Jim was facing the particular problem that I’ll be facing in December – how do you recreate the nostalgic experiences that you hold so dear for someone you love? To show them the way things are done, to let them inside your past and hope that they accept it at the very least, or at best love it too? Do you try to stick to the formula and make the new fit the old, or create your own new memories on an old stomping ground? In the end I think our conclusion was to have a mix of both. It was so much fun camping again, and we had some sweet gear thanks to my friends Bi and Nick. Amazingly, another family who Jim saw every year as a child were continuing to camp there every summer, so we spent some lovely time with them as well as doing our own thing. Cornwall is such a unique and awesome place, and it was a really special trip for both of us. There’s so much to say about what we did (I literally have a whole noteboook full of things and this is long enough already), so I’ll just list my highlights:
– BBQ on the beach at sunset with Jim’s family friends and walking back to town with headtorches in the dark
– Huddling in our tent as it poured down with rain, eating freshly cooked whole crab from Cadgwith Cove
– Walking to the pub in the evening as bats swooped for insects overhead
– Feeding some horses mandarins (if horses could say WTF, these totally would have)
– Eating Roskilly’s icecream
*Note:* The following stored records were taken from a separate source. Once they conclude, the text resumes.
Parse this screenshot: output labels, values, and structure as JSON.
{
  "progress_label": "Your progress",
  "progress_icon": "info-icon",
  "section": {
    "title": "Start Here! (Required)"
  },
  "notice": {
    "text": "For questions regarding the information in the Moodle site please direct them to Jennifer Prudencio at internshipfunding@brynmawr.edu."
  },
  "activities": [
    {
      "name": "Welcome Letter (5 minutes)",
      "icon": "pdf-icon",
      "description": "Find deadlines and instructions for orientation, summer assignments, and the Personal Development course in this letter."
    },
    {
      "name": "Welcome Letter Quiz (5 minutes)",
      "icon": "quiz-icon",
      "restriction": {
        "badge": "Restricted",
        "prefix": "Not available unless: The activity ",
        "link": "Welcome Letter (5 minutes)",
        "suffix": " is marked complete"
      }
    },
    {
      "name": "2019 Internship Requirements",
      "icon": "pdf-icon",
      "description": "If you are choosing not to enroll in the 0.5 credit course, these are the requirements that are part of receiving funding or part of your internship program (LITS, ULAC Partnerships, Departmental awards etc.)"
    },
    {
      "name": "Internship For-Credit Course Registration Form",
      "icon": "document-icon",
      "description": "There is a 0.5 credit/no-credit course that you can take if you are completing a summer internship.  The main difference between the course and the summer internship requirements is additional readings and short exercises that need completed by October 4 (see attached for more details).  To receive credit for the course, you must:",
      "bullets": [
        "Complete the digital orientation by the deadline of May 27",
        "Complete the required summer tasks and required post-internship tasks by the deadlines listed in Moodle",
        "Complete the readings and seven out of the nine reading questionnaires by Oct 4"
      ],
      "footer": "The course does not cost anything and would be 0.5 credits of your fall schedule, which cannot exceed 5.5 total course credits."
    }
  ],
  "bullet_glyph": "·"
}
– Watching everyone in the village have fun at the Coverack Regatta, even though we didn’t win the raffle
– Seeing Jim so happy about showing me this special place